(LISTED ENTRIES):
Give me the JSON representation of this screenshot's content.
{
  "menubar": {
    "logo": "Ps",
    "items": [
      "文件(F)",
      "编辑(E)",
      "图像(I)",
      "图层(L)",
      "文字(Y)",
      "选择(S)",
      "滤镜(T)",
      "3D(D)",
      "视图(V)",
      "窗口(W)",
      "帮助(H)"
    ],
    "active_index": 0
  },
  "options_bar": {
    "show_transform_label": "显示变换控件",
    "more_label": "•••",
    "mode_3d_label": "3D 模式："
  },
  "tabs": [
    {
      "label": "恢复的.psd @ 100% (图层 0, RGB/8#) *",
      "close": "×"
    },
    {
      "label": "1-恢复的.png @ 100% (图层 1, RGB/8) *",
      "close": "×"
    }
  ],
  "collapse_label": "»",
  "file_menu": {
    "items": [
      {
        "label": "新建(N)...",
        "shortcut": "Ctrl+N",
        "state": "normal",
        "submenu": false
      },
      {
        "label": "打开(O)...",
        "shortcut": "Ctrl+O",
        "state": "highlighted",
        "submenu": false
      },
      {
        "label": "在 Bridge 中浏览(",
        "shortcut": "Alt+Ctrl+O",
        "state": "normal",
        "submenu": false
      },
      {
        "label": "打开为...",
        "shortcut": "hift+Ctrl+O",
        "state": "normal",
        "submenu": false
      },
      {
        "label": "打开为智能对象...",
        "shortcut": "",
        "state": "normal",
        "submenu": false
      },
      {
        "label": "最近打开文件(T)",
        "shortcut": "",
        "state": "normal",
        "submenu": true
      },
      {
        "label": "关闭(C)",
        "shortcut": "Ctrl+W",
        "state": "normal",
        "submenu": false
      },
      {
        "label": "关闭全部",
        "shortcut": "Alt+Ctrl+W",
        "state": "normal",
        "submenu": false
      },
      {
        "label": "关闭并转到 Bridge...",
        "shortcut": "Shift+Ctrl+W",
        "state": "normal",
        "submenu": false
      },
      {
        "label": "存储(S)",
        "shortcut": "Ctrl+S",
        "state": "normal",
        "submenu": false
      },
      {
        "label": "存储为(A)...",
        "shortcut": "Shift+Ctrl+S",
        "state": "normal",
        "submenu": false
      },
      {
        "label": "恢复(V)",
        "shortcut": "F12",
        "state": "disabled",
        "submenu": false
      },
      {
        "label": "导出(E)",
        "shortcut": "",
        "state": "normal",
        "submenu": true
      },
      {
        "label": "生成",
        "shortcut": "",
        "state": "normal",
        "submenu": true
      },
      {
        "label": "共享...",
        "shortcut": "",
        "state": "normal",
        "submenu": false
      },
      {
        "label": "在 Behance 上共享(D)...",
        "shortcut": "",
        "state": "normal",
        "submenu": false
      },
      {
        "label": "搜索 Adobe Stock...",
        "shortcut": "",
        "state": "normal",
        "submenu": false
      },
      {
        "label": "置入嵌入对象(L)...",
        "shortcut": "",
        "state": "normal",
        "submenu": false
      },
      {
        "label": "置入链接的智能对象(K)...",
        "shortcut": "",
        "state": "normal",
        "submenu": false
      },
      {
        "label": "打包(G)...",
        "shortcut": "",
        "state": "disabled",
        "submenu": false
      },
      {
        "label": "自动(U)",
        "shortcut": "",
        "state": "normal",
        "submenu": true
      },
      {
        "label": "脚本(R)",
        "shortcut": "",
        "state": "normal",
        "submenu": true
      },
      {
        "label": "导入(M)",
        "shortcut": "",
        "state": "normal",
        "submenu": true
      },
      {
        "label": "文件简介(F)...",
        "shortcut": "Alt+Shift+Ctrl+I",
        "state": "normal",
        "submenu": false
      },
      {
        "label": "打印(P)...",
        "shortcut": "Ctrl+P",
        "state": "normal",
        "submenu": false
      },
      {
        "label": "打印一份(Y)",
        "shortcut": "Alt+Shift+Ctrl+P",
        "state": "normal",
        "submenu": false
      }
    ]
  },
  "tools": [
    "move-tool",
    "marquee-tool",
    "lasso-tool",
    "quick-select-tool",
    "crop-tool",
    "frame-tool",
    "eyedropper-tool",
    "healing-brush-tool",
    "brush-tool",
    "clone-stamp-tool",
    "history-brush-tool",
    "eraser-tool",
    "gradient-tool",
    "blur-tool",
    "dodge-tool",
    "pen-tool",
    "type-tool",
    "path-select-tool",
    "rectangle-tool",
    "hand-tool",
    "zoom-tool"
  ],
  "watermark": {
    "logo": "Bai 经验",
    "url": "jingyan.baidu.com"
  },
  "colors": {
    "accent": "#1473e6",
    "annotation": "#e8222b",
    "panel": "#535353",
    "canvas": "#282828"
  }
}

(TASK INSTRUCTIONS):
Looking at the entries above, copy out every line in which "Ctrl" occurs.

(RESULT OF THIS TASK):
        "shortcut": "Ctrl+N",
        "shortcut": "Ctrl+O",
        "shortcut": "Alt+Ctrl+O",
        "shortcut": "hift+Ctrl+O",
        "shortcut": "Ctrl+W",
        "shortcut": "Alt+Ctrl+W",
        "shortcut": "Shift+Ctrl+W",
        "shortcut": "Ctrl+S",
        "shortcut": "Shift+Ctrl+S",
        "shortcut": "Alt+Shift+Ctrl+I",
        "shortcut": "Ctrl+P",
        "shortcut": "Alt+Shift+Ctrl+P",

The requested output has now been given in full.